Mr Baba certainly did not expect to be arrested when he was asked to visit Mahmoud al-Alul, the governor of Nablus, on 3 January. He was involved in a complicated business dispute over land.
His brother Omar says: "He gave some land as security for a loan of $55,000, but when he came to pay the money the man would not give the property back." Other members of the family say that he had arranged a sale of land to somebody who wanted to pull out of the deal. In either case it is clear Mr Baba had offended somebody in Palestinian military intelligence and the governor's office.
For three days, his family did not know what had happened to him. They thought he might have suddenly gone away on a business trip. Then they had an anonymous telephone call saying he was in the military headquarters, a bulky brown building decorated with an enormous portrait of Yasser Arafat, the Palestinian leader, which had housed the Israeli occupation forces until the end of 1995. There, military intelligence - headed in Nablus by Captain Hani Ayad - told the family to apply to the governor, who in turn sent them back to the military headquarters.
Husam Kader, for many years the leader of Fatah, Mr Arafat's political movement in Balata refugee camp on the edge of Nablus, says that Mr Baba was first admitted to Rafidiyah hospital on 24 January because of the injuries he suffered during interrogation.
He says that six days later "the doctors suggested that they save his life by cutting off his arm, but the investigators refused". Bassam Eid confirms that he was told privately by a senior doctor at Rafadiyah that he proposed amputation as the only way of stopping gangrene which had set in. By the following day Mr Baba was dead.
Under public pressure, the Palestinian Authority last weekend arrested Captain Ayad and two of his interrogators as well as Abdel Muti Sadiq, the deputy governor of Nablus, and Bassam Hilu, director-general of the governor's office. But Bassam Eid is not optimistic that this means that Mr Arafat's security forces will be under closer supervision in future. In the past, the heavily publicised death of torture victims has led to summary arrests, but without any change in policy.
There is a feckless confidence in the way the Palestinian security services behave, as if knowing the impotence of their victims to protest against abuses.
In Nablus, last July, Mahmoud Jumayel, a 26-year-old Fatah activist, died after being tortured with electric shocks and continual beatings with electric cable and clubs by members of the Palestinian navy. In December, in Jericho, Rashid al-Fatiani, accused of collaborating with Israel, was shot 13 times though police were uncertain whether he had died because he started a fight or while trying to escape.
Even while Mr Baba was being tortured in Nablus, another prisoner of the Palestinian Authority called Fayez al-Qumseih died of a heart attack in Bethlehem on 17 January.
His son Majdi says: "They beat him with a baseball bat until he confessed."
It is probably too late to curtail the arbitrary power won by the Palestinian security services in the last two years.
The Palestinian media seldom publishes details of torture or other abuses.
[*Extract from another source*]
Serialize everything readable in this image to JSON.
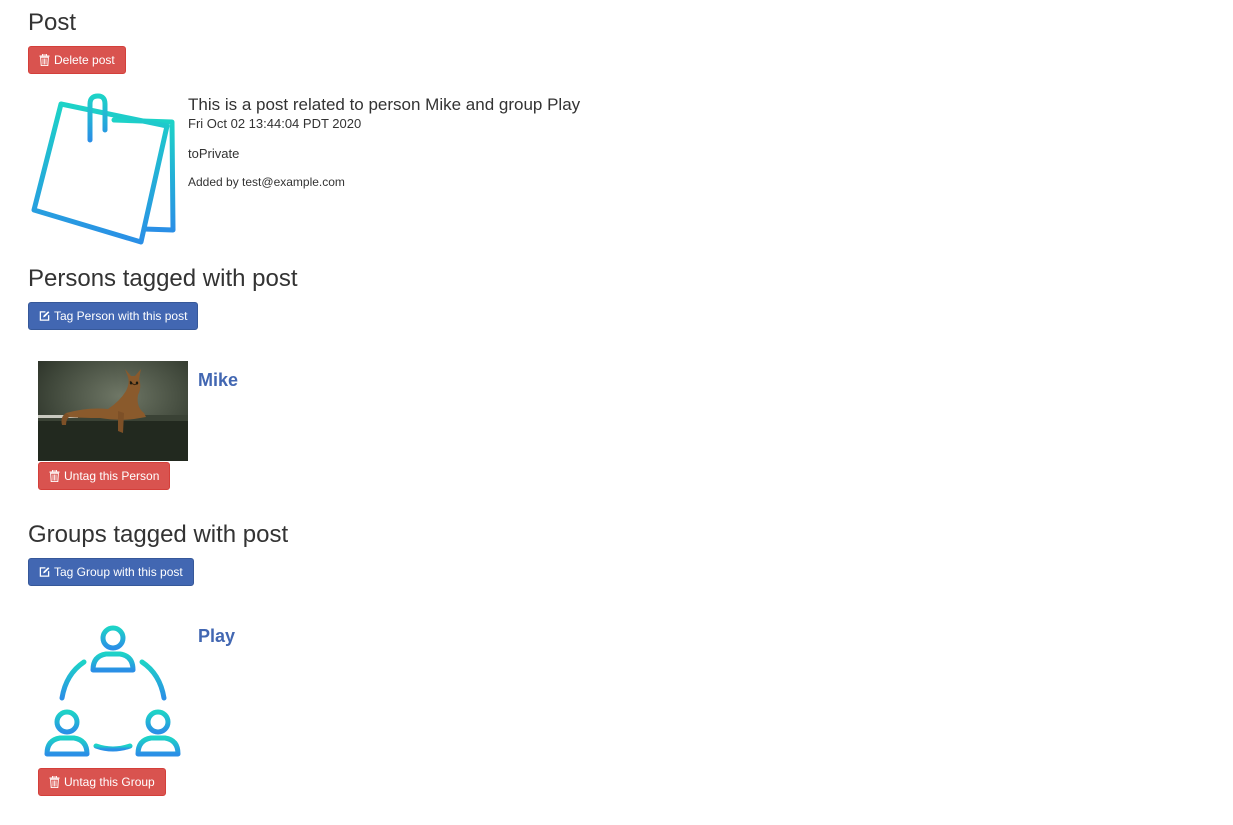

Protests by leaders of the four main Palestinian human rights organisations - all of whom had campaigned for years against Israeli human rights abuses - have led to their imprisonment.
And Khalid Kidreh, the Palestinian attorney general, who ordered the arrest of Captain Ayad and his interrogators for killing Mr Baba, says that he views all Palestinian human rights activists as "a fifth column".Reuse content